5.8. Impact on the reproductive health
Many studies have assessed fertility rates after hysteroscopic myomectomy and have noted pregnancy rates similar to those after abdominal myomectomy, approximately 60% Again, no studies include expectantly managed control groups (65).
5.9. Poorly evidenced endoscopic myomectomy
Laparoscopically-assisted transvaginal myomectomy has been described for posterior and fundal myomas where a posterior colpotomy is done to allow delivery of myomata and the uterus as well. Uterine reconstruction is then performed by conventional suturing performed transvaginally. The uterus is then replaced into its anatomical position and colpotomy is repaired. A final laparoscopic survey and lavage is performed (80,81). Colposcopic myomectomy is first described by Baggish in 1990s. Thereafter, two case reports with cervical fibroids underwent laser CO2 excision under colposcopic guidance (82).
5.10. Endoscopic myomectomy prior to IVF/ICSI
The impact of uterine myoma on the outcome of IVF/ICSI is a very controversial topic. Many centers are overdoing myomectomy for nearly all myomata regardless size and site considerations. Contrary, other investigators have shown that fibroids don't exert a deleterious effect. Nevertheless, many studies have provided evidence that uterine myomas have a significant effect on IVF outcomes and there is a large body of evidence that treatment of uterine myomas increases fertility and pregnancy rates, and decreases the rate of pregnancy loss (83). There is no doubt that any cavity-distorting myoma should be removed whether completely submucous or interstitial myoma with submucous encroachment. This highlights the central role of prior hysteroscopy as well as saline infusion solonhysterography (SIS) as previously described (84). Controversy exists for interstitial and subserous myomata. The evidence supports treatment of all very large myomas (>7 cm) (83). Subserosal myomas that are smaller than 7 cm in size and intramural myomas of less than 4–5 cm in diameter appear to have little effect on IVF outcomes. Larger intramural and subserosal myomas present a clinical dilemma and more studies are needed to clarify a definitive plan for management (83). In a prospective controlled study, the distance between the intramural myomas and the endometrial lining did not appear to affect the IVF outcome. An insignificant tendency towards improvement of IVF outcome is found in myomas at more than 5 mm from endometrial lining (85).

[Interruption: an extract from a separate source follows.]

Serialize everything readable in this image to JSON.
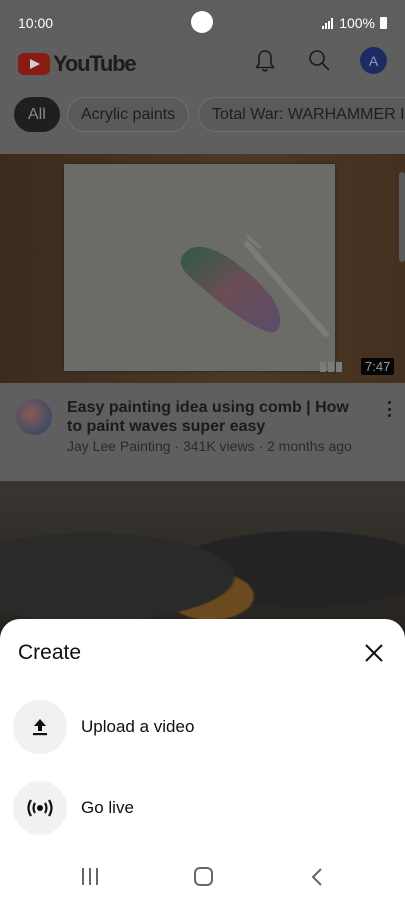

6. Keynote points
Uterine myoma may affect fertility according to its size, site and associated pathology. Endoscopic approach has a definite role in its management. HM is the gold standard line of management of submucous myoma of suitable size. LM doesn't seem to be superior to conventional open myomectomy regarding fertility and is characterized by both short and long term drawbacks. Uterine myomata would affect IVF/ICSI outcome whenever disturbing the endometrial cavity or large sized. The impact of other types of myomata on IVF/ICSI deserves further studies.